This week, we read two poems written while the authors were incarcerated, and watched a documentary on issues with juvenile incarceration. For your discussion post this week, consider answering one or more of the following questions (you do not need to answer all of these questions):
- How important should research into brain development and decision making in groups be when considering appropriate punishments for juvenile offenders? Do you agree with the clip from the 1990s of Newt Gingrich at the beginning of the documentary that “there are no violent offenses that are juvenile; you shoot somebody, you’re an adult”? Should special considerations be given for juvenile offenders, regardless of the crime or circumstances? Are there situations when they should always be viewed and sentenced as adults?

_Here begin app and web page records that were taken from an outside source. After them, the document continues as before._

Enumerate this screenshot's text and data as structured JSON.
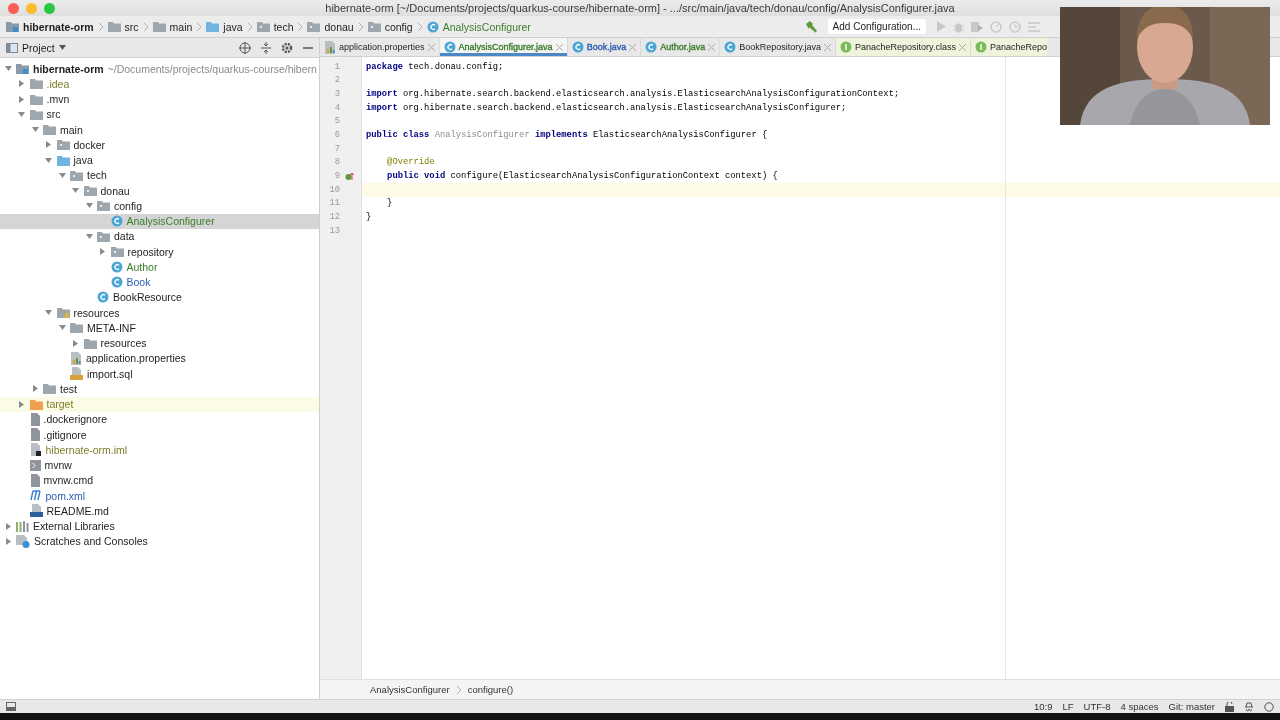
{
  "window": {
    "title": "hibernate-orm [~/Documents/projects/quarkus-course/hibernate-orm] - .../src/main/java/tech/donau/config/AnalysisConfigurer.java"
  },
  "navigation_bar": {
    "crumbs": [
      {
        "label": "hibernate-orm",
        "kind": "project"
      },
      {
        "label": "src",
        "kind": "folder"
      },
      {
        "label": "main",
        "kind": "folder"
      },
      {
        "label": "java",
        "kind": "source-folder"
      },
      {
        "label": "tech",
        "kind": "package"
      },
      {
        "label": "donau",
        "kind": "package"
      },
      {
        "label": "config",
        "kind": "package"
      },
      {
        "label": "AnalysisConfigurer",
        "kind": "class",
        "color": "#3b7d2a"
      }
    ],
    "run_configuration": "Add Configuration..."
  },
  "project_panel": {
    "title": "Project"
  },
  "tree": {
    "items": [
      {
        "label": "hibernate-orm",
        "path": "~/Documents/projects/quarkus-course/hibern",
        "kind": "project",
        "selected": false,
        "expanded": true,
        "children": [
          {
            "label": ".idea",
            "kind": "folder",
            "color": "#7d7d2c",
            "selected": false,
            "expanded": false
          },
          {
            "label": ".mvn",
            "kind": "folder",
            "selected": false,
            "expanded": false
          },
          {
            "label": "src",
            "kind": "folder",
            "selected": false,
            "expanded": true,
            "children": [
              {
                "label": "main",
                "kind": "folder",
                "selected": false,
                "expanded": true,
                "children": [
                  {
                    "label": "docker",
                    "kind": "package",
                    "selected": false,
                    "expanded": false
                  },
                  {
                    "label": "java",
                    "kind": "source-folder",
                    "selected": false,
                    "expanded": true,
                    "children": [
                      {
                        "label": "tech",
                        "kind": "package",
                        "selected": false,
                        "expanded": true,
                        "children": [
                          {
                            "label": "donau",
                            "kind": "package",
                            "selected": false,
                            "expanded": true,
                            "children": [
                              {
                                "label": "config",
                                "kind": "package",
                                "selected": false,
                                "expanded": true,
                                "children": [
                                  {
                                    "label": "AnalysisConfigurer",
                                    "kind": "class",
                                    "color": "#3b7d2a",
                                    "selected": true
                                  }
                                ]
                              },
                              {
                                "label": "data",
                                "kind": "package",
                                "selected": false,
                                "expanded": true,
                                "children": [
                                  {
                                    "label": "repository",
                                    "kind": "package",
                                    "selected": false,
                                    "expanded": false
                                  },
                                  {
                                    "label": "Author",
                                    "kind": "class",
                                    "color": "#3b7d2a",
                                    "selected": false
                                  },
                                  {
                                    "label": "Book",
                                    "kind": "class",
                                    "color": "#2d5bb0",
                                    "selected": false
                                  }
                                ]
                              },
                              {
                                "label": "BookResource",
                                "kind": "class",
                                "selected": false
                              }
                            ]
                          }
                        ]
                      }
                    ]
                  },
                  {
                    "label": "resources",
                    "kind": "resources-folder",
                    "selected": false,
                    "expanded": true,
                    "children": [
                      {
                        "label": "META-INF",
                        "kind": "folder",
                        "selected": false,
                        "expanded": true,
                        "children": [
                          {
                            "label": "resources",
                            "kind": "folder",
                            "selected": false,
                            "expanded": false
                          }
                        ]
                      },
                      {
                        "label": "application.properties",
                        "kind": "properties",
                        "selected": false
                      },
                      {
                        "label": "import.sql",
                        "kind": "sql",
                        "selected": false
                      }
                    ]
                  }
                ]
              },
              {
                "label": "test",
                "kind": "folder",
                "selected": false,
                "expanded": false
              }
            ]
          },
          {
            "label": "target",
            "kind": "excluded-folder",
            "color": "#7d7d2c",
            "selected": false,
            "expanded": false
          },
          {
            "label": ".dockerignore",
            "kind": "file",
            "selected": false
          },
          {
            "label": ".gitignore",
            "kind": "file",
            "selected": false
          },
          {
            "label": "hibernate-orm.iml",
            "kind": "module-file",
            "color": "#7d7d2c",
            "selected": false
          },
          {
            "label": "mvnw",
            "kind": "script",
            "selected": false
          },
          {
            "label": "mvnw.cmd",
            "kind": "file",
            "selected": false
          },
          {
            "label": "pom.xml",
            "kind": "maven",
            "color": "#2d5bb0",
            "selected": false
          },
          {
            "label": "README.md",
            "kind": "markdown",
            "selected": false
          }
        ]
      },
      {
        "label": "External Libraries",
        "kind": "libraries",
        "selected": false,
        "expanded": false
      },
      {
        "label": "Scratches and Consoles",
        "kind": "scratches",
        "selected": false,
        "expanded": false
      }
    ]
  },
  "tabs": [
    {
      "label": "application.properties",
      "kind": "properties",
      "selected": false,
      "closable": true
    },
    {
      "label": "AnalysisConfigurer.java",
      "kind": "class",
      "color": "#3b7d2a",
      "selected": true,
      "closable": true
    },
    {
      "label": "Book.java",
      "kind": "class",
      "color": "#2d5bb0",
      "selected": false,
      "closable": true
    },
    {
      "label": "Author.java",
      "kind": "class",
      "color": "#3b7d2a",
      "selected": false,
      "closable": true
    },
    {
      "label": "BookRepository.java",
      "kind": "class",
      "selected": false,
      "closable": true
    },
    {
      "label": "PanacheRepository.class",
      "kind": "interface",
      "selected": false,
      "closable": true
    },
    {
      "label": "PanacheRepo",
      "kind": "interface",
      "selected": false,
      "closable": false
    }
  ],
  "editor": {
    "lines": [
      {
        "number": "1",
        "current": false,
        "tokens": [
          {
            "kind": "keyword",
            "text": "package"
          },
          {
            "kind": "plain",
            "text": " tech.donau.config;"
          }
        ]
      },
      {
        "number": "2",
        "current": false
      },
      {
        "number": "3",
        "current": false,
        "tokens": [
          {
            "kind": "keyword",
            "text": "import"
          },
          {
            "kind": "plain",
            "text": " org.hibernate.search.backend.elasticsearch.analysis.ElasticsearchAnalysisConfigurationContext;"
          }
        ]
      },
      {
        "number": "4",
        "current": false,
        "tokens": [
          {
            "kind": "keyword",
            "text": "import"
          },
          {
            "kind": "plain",
            "text": " org.hibernate.search.backend.elasticsearch.analysis.ElasticsearchAnalysisConfigurer;"
          }
        ]
      },
      {
        "number": "5",
        "current": false
      },
      {
        "number": "6",
        "current": false,
        "tokens": [
          {
            "kind": "keyword",
            "text": "public class"
          },
          {
            "kind": "unused",
            "text": " AnalysisConfigurer"
          },
          {
            "kind": "keyword",
            "text": " implements"
          },
          {
            "kind": "plain",
            "text": " ElasticsearchAnalysisConfigurer {"
          }
        ]
      },
      {
        "number": "7",
        "current": false
      },
      {
        "number": "8",
        "current": false,
        "tokens": [
          {
            "kind": "annotation",
            "text": "    @Override"
          }
        ]
      },
      {
        "number": "9",
        "current": false,
        "kind": "override",
        "tokens": [
          {
            "kind": "keyword",
            "text": "    public void"
          },
          {
            "kind": "plain",
            "text": " configure(ElasticsearchAnalysisConfigurationContext context) {"
          }
        ]
      },
      {
        "number": "10",
        "current": true
      },
      {
        "number": "11",
        "current": false,
        "tokens": [
          {
            "kind": "plain",
            "text": "    }"
          }
        ]
      },
      {
        "number": "12",
        "current": false,
        "tokens": [
          {
            "kind": "plain",
            "text": "}"
          }
        ]
      },
      {
        "number": "13",
        "current": false
      }
    ],
    "breadcrumbs": [
      "AnalysisConfigurer",
      "configure()"
    ]
  },
  "status_bar": {
    "items": [
      "10:9",
      "LF",
      "UTF-8",
      "4 spaces",
      "Git: master"
    ]
  }
}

- Were you surprised to learn that the first poem we read this week, “I Should’ve Taken a Right Turn at Albuquerque” by Dominic Murphy (https://pen.org/shouldve-taken-right-turn-albuquerque/), was written by someone serving a life sentence for first-degree murder? What imagery or lines stood out to you from his poem? What could you relate to, and what was difficult to relate to?

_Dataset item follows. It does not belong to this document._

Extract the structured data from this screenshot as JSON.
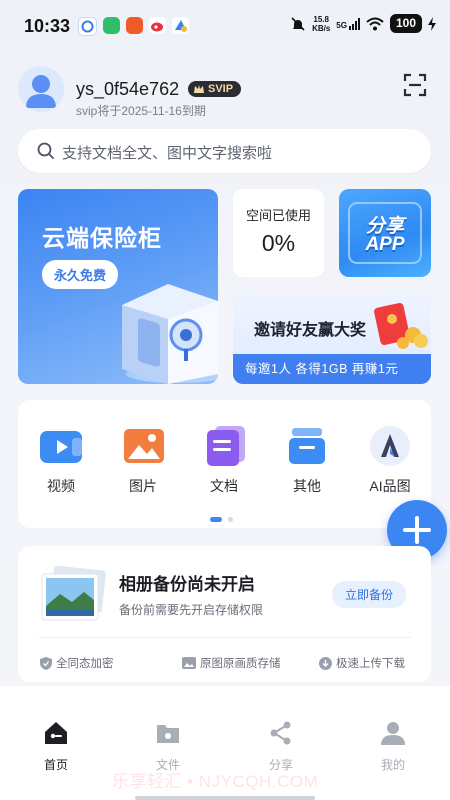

- Think about the classroom of kids we meet at the end of the documentary and the experiences they share about growing up with loved ones in prison and involved with crime. Do they already have too many things stacked against them to be successful in life, or do you think they can make positive choices that could lead to a productive life? What kind of support and resources will they need to be successful? Now think about the incarcerated 17-year-old we meet who already has a three-year-old son and another child on the way. Do you think he has too many things stacked against him at this point to be successful? What support and resources do you think he would need to make and maintain positive changes in his life?